B vitamins. In 20 trials that randomly assigned people to take high doses of three B vitamins (folic acid, B-6, and B-12) or a placebo, not much happened.
In the Women’s Antioxidant and Folic Acid Cardiovascular Study on 5,442 people at high risk of heart attack or stroke, for example, the B vitamins had no effect on memory. They did seem to help women who got low levels of the vitamins from their food, though the study wasn’t designed to answer that question.
“It’s critically important for brain health to ensure that one is not deficient in folate, B-12, and B-6,” says Jae Hee Kang, assistant professor of medicine at Harvard Medical School and the Brigham and Women’s Hospital in Boston. “However, for most people, who have adequate intakes, B vitamin supplements are unlikely to help.”
Antioxidant vitamins. Taking high doses of vitamin E (600 IU every other day), beta-carotene (83,333 IU every other day), and vitamin C (500 mg a day) for nine years had no impact on memory or cognition in 2,824 women at high risk of cardiovascular disease.

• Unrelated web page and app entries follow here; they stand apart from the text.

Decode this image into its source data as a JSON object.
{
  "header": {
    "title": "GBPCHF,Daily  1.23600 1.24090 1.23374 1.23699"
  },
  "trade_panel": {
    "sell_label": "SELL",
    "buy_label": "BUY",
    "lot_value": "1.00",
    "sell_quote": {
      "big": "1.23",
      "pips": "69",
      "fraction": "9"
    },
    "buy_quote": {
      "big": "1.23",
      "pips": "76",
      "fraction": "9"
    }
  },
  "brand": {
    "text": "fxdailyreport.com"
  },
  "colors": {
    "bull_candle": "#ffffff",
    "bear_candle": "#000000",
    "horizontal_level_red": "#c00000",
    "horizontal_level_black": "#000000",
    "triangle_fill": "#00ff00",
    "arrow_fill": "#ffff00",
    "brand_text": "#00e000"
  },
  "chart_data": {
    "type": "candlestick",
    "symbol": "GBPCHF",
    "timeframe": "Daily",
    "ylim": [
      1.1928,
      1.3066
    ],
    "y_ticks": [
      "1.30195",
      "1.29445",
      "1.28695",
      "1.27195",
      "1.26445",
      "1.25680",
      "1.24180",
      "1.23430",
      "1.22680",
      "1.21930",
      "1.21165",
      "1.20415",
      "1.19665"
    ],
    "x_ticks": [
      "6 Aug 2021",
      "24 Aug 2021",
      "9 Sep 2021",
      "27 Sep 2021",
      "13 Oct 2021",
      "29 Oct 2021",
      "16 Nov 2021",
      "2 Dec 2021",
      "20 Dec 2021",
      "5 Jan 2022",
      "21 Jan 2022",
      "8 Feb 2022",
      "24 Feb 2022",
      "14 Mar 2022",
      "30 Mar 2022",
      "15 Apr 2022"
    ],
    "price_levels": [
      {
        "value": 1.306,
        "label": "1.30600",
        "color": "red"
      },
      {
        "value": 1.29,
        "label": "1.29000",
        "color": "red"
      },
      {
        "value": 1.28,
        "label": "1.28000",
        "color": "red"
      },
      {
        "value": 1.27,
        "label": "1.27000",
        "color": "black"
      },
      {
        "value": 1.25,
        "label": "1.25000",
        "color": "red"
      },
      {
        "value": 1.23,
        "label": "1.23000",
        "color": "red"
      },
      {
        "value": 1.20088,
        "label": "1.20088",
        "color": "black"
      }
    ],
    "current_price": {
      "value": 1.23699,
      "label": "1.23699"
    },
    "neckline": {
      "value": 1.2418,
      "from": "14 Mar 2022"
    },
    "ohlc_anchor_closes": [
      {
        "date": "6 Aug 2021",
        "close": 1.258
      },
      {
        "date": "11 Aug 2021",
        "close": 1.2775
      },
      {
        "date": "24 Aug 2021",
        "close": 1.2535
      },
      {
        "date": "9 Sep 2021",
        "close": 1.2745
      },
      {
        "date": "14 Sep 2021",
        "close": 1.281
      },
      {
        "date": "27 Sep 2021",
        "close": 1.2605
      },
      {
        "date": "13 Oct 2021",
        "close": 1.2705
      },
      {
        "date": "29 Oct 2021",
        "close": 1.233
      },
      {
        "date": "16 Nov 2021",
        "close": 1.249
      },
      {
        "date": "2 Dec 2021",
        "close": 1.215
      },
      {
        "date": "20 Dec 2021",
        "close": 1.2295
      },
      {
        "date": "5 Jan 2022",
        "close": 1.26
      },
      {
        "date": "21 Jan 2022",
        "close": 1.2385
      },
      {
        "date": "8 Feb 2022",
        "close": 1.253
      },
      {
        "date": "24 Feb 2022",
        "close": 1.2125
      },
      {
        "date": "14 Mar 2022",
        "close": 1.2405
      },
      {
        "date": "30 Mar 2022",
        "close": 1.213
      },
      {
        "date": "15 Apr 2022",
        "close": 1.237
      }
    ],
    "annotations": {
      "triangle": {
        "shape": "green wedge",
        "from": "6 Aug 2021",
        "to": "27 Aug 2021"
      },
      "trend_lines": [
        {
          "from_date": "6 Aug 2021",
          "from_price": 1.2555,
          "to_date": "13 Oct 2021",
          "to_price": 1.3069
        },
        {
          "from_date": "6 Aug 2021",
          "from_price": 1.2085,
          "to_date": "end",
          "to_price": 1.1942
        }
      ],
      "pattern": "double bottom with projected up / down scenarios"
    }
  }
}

“In one of our trials, men who took beta-carotene for about 18 years did have a benefit,” notes Kang. But in other trials, high doses raised the risk of lung cancer in smokers or former smokers. So it’s not worth the risk even if you’ve never smoked.
Other supplements. In nearly 6,000 men participating in the Physicians’ Health Study, those who took an ordinary multivitamin for seniors (Centrum Silver) for 12 years did no better on cognitive tests than those who took a placebo.
And studies have largely come up empty on phosphatidyl serine, vinpocetine, huperzine-A, and ginkgo, which are often added to “memory” supplements.
Sources: Am. J. Clin. Nutr. 88: 1602, 2008; Circulation 119: 2772, 2009; Arch. Intern. Med. 167: 2184, 2007; Ann. Intern. Med., in press.